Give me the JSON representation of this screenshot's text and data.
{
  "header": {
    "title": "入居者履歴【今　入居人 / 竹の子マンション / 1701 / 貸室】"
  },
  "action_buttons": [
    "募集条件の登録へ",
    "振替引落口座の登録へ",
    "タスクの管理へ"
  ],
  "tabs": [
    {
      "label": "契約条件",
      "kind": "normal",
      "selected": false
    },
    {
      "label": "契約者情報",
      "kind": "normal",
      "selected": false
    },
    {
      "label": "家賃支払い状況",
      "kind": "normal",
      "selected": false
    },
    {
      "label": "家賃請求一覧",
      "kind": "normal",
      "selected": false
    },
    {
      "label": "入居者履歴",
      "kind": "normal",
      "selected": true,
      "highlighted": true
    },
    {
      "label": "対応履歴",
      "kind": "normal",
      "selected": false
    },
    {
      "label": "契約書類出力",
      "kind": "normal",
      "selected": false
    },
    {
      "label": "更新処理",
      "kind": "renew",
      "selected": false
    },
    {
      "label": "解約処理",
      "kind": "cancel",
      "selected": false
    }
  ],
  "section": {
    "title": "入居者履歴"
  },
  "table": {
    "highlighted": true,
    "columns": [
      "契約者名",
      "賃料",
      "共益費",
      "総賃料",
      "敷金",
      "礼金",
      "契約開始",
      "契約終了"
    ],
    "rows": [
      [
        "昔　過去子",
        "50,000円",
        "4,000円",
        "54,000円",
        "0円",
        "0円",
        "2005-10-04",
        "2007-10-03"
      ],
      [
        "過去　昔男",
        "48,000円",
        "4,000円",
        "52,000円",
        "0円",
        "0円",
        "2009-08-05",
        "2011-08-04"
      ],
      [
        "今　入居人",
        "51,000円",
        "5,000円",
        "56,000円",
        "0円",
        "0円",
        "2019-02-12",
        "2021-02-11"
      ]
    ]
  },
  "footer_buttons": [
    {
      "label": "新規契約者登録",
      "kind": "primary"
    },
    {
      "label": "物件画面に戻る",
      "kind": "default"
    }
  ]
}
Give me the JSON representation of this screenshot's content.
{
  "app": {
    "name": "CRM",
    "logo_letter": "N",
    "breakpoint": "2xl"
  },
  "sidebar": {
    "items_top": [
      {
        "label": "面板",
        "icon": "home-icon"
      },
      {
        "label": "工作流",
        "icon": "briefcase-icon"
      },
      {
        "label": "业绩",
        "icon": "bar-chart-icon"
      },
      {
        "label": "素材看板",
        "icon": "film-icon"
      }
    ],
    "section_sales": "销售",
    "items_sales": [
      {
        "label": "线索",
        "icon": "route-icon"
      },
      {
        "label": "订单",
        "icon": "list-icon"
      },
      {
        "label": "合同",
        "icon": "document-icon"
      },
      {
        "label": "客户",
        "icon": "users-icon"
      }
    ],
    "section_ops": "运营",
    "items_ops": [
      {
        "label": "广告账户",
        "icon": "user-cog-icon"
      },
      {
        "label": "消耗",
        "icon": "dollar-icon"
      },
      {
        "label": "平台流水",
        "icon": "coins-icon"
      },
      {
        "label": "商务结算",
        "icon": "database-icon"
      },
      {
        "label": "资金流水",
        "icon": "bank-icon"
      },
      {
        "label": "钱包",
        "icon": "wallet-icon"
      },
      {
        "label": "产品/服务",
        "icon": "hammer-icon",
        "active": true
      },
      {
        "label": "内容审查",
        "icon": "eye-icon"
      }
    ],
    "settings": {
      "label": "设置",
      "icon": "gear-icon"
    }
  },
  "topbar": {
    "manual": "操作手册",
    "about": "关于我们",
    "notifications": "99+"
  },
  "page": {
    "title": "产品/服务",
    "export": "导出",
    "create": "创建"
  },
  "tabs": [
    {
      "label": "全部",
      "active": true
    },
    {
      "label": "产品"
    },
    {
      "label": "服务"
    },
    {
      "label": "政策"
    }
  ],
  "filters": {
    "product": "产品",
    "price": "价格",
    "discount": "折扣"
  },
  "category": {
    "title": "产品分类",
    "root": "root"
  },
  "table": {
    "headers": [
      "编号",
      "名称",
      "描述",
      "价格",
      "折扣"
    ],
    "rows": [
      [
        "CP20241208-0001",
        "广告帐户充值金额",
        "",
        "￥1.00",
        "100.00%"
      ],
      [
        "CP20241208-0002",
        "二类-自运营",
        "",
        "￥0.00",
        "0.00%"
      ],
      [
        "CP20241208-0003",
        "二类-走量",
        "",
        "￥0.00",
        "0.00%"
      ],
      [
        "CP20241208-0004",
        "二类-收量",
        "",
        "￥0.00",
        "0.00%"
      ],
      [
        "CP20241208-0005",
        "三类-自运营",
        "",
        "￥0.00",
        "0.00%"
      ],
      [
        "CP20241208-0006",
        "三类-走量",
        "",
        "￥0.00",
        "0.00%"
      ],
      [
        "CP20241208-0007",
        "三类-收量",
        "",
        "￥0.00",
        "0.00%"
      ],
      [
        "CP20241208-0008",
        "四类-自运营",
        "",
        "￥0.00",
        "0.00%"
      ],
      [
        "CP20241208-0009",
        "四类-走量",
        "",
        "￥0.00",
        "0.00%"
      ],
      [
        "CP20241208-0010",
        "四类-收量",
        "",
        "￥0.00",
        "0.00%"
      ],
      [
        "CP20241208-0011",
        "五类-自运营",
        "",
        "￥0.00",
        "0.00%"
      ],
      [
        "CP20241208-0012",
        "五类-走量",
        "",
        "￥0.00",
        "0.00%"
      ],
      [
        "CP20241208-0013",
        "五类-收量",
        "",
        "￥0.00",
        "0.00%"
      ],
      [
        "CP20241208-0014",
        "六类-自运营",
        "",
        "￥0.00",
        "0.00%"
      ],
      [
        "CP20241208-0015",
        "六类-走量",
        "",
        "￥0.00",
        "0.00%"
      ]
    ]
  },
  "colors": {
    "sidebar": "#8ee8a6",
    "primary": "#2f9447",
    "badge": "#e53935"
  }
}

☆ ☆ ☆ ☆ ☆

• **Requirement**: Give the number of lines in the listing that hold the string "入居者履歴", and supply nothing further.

• **Solution for this problem**: 3